Book title: Basics of Programmable Logic Controllers (PLCs)
Binding: E-book in PDF format
Format:: PDF file
Number of pages: 83
There is a quotation which was originally stated by Confucius, I would like to present it here as a very practical statement on how the human mind approaches the learning process:
I hear, and I forget. I see, and I remember. I do, and I understand. — Confucius
All this means is the best way to understand anything is to get your hands on it and actually experiment with it. In computer programming this means writing many small programs and using some kind of simulator software to test programs’ functionality. These two e-book provide both fundamental and cutting-edge coverage on PLC basics and (the second one) practice how to use a state of art of a trial simulator software to worked out 30 sample PLC related problems in the book with all solution. Many electricians, technicians and electronic engineering students seem apprehensive about PLCs and their application in industry. One of he purposes of these texts is to explain PLC basics in a plain, easy-to-understand approach so that electricians and technicians with no PLC experience will be more comfortable with their first exposure to PLCs. Half of the battle of understanding any programmable logic controller is to master the terminology of the PLC field. Basics of PLCs ebook, covers terminology, and explains the input/output section, processor unit, programming devices, memory organization, and ladder diagrams, RELAY LADDER LOGIC (LDA) , Function Block Diagrams (FBD) and Statement List (STL) programming languages used in the majority of programmable controllers today. Many introductory examples of basic programming techniques of typical PLCs are discussed and illustrated with many graphical illustrations of a typical PLC hardware, as well as the commonly used commands and functions. With the variety of PLCs on the market today, it would be impossible to write a book that explains how they all work and/or generic sense, and to cover the basic concepts of operation common to all programmable logic controllers. Many of the examples used in the text are based on the Allen-Bradley MicroLogix family of PLCs as well as Siemens SIMATIC S7- 200. These two manufacturers are used as example because they have a large share of the United States PLC and Europe markets.
The summarized list of topics covered in Basics of PLC (first ebook) is as following:
Basic PLC operation, ladder diagrams, replacing hard-wired control with a PLC, MicroLogix 1500 and SIMATIC S7-200 PLCs, Discrete I/Os, Analog input and outputs, Programming Languages (LDA,FBD and STL), PLC expansion modules, understanding Controller Status indicators, I/O numbering, PLC display and HMI units, Siemens TD200, Computer network and PROFIBUS connection, input/output and contact

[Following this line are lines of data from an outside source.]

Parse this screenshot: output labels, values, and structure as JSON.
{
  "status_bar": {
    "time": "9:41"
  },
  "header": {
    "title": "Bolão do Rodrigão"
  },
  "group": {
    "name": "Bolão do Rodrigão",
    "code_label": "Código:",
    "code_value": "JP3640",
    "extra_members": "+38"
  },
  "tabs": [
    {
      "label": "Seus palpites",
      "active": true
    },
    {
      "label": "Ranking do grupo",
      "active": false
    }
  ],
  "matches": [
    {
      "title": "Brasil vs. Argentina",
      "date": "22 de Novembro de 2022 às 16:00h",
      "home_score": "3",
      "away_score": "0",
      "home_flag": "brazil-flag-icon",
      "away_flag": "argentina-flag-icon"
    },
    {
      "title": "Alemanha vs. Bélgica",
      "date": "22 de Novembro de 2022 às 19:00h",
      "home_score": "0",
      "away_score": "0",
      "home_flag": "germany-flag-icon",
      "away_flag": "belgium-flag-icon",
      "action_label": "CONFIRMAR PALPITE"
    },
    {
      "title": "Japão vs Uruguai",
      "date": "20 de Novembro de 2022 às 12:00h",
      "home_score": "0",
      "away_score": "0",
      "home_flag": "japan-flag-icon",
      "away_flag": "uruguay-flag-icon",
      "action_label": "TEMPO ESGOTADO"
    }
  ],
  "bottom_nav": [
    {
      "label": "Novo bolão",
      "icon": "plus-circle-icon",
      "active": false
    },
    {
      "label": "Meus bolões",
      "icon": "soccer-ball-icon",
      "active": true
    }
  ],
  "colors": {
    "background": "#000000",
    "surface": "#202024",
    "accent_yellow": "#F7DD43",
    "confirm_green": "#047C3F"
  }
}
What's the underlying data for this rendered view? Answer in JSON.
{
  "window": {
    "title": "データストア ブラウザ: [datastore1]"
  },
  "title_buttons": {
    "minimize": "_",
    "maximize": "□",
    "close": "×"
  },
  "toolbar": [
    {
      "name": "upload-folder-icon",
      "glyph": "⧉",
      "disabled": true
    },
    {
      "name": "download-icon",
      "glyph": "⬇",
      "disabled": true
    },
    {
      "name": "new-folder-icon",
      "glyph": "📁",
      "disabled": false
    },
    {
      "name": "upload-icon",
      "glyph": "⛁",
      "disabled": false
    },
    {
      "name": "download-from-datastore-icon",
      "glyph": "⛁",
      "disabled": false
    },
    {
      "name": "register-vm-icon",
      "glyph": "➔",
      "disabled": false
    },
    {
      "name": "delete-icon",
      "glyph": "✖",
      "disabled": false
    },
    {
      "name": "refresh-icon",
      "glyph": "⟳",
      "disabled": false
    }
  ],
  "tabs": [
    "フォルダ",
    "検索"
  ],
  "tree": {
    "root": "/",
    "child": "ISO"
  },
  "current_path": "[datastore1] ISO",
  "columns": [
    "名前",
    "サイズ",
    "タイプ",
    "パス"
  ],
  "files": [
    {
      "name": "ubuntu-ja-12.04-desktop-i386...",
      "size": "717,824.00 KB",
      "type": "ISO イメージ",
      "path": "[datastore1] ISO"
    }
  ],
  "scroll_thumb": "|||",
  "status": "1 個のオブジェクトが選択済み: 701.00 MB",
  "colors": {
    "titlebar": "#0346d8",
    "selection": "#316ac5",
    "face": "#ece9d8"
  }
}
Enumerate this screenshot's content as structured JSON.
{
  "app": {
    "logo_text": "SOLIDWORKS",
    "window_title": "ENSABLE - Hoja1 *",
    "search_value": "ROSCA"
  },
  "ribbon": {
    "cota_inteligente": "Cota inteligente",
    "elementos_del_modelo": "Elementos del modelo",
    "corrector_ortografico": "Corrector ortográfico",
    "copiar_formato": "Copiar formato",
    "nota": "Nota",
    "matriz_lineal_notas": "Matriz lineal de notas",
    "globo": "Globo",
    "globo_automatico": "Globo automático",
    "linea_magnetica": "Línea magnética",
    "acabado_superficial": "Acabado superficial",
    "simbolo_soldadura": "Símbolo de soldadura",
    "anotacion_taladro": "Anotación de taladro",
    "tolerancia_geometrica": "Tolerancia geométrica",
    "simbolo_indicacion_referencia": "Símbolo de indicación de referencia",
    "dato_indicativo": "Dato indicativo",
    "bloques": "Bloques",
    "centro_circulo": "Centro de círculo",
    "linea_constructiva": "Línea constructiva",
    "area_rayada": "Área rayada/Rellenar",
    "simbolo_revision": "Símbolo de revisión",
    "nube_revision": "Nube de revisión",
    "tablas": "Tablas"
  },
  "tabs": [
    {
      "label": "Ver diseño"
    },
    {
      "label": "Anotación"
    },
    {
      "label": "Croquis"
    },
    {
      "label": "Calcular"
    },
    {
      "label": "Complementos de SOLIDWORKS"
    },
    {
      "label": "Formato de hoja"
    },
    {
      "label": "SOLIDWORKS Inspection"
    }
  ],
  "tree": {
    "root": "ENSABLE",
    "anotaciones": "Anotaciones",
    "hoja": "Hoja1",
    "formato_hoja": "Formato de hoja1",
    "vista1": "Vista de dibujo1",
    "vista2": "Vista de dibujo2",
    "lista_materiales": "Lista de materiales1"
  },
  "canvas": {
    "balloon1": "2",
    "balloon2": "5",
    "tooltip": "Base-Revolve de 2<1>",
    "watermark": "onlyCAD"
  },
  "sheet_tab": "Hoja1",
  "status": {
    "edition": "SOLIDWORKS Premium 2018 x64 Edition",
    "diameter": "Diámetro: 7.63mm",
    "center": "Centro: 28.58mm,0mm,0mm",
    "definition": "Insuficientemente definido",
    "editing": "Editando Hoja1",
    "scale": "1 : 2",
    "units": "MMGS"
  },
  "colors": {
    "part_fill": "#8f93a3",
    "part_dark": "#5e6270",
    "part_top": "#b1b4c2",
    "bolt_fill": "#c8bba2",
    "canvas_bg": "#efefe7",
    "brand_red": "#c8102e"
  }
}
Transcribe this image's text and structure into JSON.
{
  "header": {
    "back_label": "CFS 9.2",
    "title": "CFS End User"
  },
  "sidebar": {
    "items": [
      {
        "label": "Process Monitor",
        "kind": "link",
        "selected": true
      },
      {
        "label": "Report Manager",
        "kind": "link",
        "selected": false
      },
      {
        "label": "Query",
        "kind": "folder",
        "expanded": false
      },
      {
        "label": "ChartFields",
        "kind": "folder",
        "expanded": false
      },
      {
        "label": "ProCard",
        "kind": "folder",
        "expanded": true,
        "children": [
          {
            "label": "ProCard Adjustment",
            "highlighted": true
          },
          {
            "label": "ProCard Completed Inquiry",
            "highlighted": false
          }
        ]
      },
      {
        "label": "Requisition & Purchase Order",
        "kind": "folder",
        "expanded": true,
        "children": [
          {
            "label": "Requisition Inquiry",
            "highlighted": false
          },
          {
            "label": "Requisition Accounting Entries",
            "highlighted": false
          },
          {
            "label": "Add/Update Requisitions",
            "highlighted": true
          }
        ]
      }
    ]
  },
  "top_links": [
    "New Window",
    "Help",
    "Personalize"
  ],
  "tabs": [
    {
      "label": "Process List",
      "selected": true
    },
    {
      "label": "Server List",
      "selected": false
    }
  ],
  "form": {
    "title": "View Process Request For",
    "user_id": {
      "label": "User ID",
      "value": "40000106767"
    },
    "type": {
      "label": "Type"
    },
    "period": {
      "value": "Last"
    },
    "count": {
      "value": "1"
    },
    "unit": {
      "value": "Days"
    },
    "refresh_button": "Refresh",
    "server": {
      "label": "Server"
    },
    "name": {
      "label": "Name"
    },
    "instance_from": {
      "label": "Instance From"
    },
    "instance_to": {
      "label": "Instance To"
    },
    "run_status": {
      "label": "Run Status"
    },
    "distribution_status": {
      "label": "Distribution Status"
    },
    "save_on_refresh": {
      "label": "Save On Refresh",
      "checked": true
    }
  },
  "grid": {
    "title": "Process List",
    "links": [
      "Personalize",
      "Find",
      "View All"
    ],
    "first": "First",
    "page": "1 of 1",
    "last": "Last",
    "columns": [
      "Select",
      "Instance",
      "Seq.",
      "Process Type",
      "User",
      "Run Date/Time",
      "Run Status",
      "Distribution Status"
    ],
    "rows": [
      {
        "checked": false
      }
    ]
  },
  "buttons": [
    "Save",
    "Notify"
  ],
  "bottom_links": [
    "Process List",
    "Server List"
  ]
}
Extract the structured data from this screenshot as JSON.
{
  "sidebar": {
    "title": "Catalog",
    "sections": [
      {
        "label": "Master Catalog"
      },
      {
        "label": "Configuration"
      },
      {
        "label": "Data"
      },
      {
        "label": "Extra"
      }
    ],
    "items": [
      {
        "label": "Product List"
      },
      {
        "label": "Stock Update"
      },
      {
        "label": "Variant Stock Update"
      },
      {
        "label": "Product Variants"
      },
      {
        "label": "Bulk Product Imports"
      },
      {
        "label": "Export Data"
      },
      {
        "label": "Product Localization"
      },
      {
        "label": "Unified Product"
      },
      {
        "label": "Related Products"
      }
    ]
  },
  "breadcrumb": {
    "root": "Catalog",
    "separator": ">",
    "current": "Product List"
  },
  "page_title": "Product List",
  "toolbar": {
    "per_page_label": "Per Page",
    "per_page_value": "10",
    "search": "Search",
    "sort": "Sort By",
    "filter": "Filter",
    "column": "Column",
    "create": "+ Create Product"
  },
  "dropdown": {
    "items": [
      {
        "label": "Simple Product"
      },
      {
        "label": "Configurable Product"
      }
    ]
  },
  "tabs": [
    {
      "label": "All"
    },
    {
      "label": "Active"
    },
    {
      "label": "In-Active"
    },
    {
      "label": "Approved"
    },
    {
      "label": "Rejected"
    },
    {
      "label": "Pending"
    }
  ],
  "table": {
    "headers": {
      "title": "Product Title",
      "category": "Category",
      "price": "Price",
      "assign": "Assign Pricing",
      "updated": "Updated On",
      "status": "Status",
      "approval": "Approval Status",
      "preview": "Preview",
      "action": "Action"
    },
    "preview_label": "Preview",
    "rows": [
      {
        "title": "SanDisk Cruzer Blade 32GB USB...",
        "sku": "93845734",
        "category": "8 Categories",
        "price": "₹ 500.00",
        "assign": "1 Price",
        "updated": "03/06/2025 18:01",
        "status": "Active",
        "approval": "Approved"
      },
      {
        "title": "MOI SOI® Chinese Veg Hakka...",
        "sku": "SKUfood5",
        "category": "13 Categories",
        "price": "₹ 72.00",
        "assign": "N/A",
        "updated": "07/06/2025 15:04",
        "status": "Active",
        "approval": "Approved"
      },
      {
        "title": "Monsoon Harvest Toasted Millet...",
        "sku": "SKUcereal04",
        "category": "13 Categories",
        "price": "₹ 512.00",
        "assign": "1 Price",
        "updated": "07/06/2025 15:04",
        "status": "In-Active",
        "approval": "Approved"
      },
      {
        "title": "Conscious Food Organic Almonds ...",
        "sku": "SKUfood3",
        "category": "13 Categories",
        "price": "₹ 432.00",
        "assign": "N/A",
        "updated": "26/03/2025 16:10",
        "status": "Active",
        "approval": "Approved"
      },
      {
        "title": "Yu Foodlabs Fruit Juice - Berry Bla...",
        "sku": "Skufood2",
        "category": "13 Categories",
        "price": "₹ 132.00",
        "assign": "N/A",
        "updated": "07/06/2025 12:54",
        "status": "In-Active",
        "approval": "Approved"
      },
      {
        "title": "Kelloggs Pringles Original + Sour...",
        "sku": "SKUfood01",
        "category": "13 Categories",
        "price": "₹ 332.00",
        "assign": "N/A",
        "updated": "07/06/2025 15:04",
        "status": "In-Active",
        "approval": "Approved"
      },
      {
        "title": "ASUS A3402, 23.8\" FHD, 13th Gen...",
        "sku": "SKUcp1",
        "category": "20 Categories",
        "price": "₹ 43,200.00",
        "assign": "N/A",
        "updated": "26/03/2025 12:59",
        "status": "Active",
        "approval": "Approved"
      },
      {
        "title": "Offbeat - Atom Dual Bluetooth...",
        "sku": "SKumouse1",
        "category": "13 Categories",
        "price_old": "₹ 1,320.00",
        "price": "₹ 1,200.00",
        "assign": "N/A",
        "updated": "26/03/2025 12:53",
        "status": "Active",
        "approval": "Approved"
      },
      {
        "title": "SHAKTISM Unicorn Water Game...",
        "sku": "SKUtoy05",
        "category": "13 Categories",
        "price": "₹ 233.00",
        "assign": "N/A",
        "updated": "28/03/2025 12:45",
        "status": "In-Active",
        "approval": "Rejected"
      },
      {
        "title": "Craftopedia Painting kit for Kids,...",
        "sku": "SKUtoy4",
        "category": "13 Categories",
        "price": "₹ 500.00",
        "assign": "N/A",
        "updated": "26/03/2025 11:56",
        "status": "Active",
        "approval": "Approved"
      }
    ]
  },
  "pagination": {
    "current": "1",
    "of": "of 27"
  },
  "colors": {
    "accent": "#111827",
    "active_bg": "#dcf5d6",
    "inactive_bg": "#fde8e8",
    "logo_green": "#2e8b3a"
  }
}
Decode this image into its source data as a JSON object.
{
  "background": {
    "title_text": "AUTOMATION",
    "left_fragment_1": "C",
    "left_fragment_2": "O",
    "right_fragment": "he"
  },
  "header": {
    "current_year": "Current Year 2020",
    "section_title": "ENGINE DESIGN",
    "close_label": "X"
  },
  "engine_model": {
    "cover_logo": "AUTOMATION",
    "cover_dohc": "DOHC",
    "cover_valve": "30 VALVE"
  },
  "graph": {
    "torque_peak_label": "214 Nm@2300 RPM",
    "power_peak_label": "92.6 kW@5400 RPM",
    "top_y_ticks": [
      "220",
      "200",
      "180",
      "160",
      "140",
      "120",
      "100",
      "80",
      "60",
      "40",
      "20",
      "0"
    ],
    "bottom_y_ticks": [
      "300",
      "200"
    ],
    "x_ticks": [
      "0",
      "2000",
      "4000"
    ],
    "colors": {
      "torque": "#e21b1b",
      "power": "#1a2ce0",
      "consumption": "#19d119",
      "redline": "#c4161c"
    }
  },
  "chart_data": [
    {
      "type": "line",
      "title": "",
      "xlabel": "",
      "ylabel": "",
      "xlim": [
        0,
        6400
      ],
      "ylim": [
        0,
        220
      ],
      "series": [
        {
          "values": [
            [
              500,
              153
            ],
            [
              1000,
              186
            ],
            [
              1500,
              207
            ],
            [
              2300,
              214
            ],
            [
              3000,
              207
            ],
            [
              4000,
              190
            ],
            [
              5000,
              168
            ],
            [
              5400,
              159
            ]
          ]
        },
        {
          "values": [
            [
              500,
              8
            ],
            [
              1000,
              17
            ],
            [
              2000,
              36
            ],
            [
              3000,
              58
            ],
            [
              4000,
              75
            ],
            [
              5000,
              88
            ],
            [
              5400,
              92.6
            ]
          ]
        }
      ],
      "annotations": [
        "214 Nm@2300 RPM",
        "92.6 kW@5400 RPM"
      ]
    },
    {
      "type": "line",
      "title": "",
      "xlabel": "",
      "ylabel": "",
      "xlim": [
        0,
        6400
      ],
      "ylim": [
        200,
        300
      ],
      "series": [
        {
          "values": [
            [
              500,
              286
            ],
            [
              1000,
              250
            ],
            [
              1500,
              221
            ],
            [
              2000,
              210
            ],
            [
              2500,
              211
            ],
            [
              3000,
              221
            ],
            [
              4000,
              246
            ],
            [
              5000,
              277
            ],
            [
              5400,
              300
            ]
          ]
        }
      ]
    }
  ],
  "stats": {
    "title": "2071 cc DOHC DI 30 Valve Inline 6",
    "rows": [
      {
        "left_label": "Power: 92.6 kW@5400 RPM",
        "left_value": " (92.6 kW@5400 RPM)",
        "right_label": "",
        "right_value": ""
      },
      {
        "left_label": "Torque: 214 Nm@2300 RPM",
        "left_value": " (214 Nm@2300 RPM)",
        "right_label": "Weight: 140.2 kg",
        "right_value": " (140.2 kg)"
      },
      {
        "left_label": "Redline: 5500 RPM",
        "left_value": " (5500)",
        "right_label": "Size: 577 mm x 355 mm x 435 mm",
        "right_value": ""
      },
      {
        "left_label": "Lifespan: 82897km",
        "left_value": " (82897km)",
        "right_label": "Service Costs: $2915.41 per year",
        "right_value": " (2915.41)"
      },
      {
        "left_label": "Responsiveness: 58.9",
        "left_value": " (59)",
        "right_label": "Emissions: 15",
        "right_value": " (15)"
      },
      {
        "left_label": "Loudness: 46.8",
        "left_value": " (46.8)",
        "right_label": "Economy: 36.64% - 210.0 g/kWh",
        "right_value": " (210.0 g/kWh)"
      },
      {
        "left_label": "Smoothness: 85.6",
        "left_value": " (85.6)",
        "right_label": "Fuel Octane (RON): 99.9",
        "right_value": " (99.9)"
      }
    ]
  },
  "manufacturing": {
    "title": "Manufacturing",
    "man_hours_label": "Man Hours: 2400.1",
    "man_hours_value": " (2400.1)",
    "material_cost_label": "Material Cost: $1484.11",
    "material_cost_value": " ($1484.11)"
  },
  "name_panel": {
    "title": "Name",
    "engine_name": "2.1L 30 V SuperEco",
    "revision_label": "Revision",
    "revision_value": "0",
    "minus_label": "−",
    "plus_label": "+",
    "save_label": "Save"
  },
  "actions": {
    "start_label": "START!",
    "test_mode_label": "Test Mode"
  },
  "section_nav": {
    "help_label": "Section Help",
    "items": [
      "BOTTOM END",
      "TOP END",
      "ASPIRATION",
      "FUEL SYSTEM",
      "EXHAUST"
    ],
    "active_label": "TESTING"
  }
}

programming examples, functions mostly used in PLC programming, Boolean Algebra PLC programming, Status and force functions, 3 phase motor starter program, writing motor starter circuit with a PLC, expanding the previous problem, introduction to A-B MicroLogix 1500 and SIMATIC S7-200 timers, Timer On-Delay, Timer Off-Delay and Retentive On-Delay, A-B SLC & SIMATIC S7-200 timers, A-B & SIMATIC S7-200 counters, counter definition, symbols & application examples, AS- Interface (AS-i) the Actuator Sensor Interface and more….
The best teacher, of course, is experience, and as stated previously, the only way to really understand how to program any given PLC is,to work with it. If a PLC is not available, the next best thing is to find a demo simulator software to practice writing PLC control programs using your current PC to monitor the performance of the programs.